Life of Common People

In Europe, during medieval times, most people lived in the countryside and worked on the land. They had to give a share of their produce to a local in return for protection and a home. Ordinary families live in small huts comprising of just two rooms: one for cattle or animals and another for people. They prepared food in a cauldron using simple utensils. Since food could not be preserved, People used to face hard times in the winter season.

People worked hard on the land. Apart from the horse-drawn plough, there was no other labour-saving machine. Each & everything from digging to cutting the crop, and shearing sheep were done by hand.

Because of the frequent and unpredictable Black Death epidemic, life expectancy was much shorter than it is today. In those days, Black Death was seen as a malicious joker who is ready to take on anyone at any time.

Peasant’s Uprising

After the Black Death, Europe’s population fell dramatically. Peasants used to work hard but were not paid higher wages. This led to peasant revolt in France (1358) and in England (1381), and both of the uprising were crushed brutally.


The word feudalism comes from the medieval Latin terms feudalis (fee), and feodum (fief), which means a fief or land on condition or service. In a feudal society, land was a source of power. For the very first time in 8th & 9th century, feudal system was developed in western Europe.

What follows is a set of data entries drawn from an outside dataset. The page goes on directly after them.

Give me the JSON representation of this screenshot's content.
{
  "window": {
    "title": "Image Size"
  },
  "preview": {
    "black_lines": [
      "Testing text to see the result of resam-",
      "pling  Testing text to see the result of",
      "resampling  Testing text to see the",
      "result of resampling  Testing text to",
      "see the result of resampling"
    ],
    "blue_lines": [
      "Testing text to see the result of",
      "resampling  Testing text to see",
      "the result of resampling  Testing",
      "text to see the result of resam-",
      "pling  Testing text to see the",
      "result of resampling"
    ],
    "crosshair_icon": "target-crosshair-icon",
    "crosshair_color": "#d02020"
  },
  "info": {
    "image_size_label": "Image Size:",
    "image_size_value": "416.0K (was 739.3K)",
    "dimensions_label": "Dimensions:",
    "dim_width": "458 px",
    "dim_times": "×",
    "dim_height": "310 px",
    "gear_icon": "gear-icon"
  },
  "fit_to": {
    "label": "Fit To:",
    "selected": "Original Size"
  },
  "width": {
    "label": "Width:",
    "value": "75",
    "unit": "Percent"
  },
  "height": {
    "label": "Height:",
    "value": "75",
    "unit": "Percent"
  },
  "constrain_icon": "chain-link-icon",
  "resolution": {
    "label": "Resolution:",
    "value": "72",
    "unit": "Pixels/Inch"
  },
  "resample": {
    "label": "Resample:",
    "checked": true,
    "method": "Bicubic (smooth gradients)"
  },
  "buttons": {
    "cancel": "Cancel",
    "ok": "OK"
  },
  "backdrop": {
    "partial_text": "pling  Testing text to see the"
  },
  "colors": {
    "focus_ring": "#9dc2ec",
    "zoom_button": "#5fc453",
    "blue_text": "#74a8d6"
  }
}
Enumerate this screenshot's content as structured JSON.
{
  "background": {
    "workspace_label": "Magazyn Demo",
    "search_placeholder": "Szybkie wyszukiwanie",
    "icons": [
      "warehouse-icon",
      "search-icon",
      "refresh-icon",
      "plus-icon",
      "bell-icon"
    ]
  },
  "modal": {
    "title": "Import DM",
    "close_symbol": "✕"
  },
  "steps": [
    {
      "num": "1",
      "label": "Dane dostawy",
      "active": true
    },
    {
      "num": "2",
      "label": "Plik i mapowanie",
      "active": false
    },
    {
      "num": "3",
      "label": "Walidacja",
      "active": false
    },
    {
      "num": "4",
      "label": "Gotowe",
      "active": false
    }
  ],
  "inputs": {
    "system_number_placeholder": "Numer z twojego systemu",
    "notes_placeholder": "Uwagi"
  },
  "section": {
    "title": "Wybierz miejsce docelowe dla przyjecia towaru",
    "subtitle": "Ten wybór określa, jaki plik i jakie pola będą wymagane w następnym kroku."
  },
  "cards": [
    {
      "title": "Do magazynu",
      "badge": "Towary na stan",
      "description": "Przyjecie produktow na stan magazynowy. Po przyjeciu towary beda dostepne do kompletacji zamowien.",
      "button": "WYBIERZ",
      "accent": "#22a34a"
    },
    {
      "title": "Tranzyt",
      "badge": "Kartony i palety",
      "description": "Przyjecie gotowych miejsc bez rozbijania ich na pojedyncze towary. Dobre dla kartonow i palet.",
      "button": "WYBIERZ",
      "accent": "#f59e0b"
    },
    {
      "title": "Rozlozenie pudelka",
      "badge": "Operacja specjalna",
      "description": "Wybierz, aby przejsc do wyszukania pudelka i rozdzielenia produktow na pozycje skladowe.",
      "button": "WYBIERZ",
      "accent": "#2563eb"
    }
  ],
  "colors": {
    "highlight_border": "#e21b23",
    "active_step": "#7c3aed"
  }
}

In a feudal society, the main division was between ‘feudal lords’ and ‘peasants.’ Peasants worked on the land with minimal or even without payment on the land. Feudal lords either used to get a share of the peasants’ produce or they had peasants to work on their land without any payments.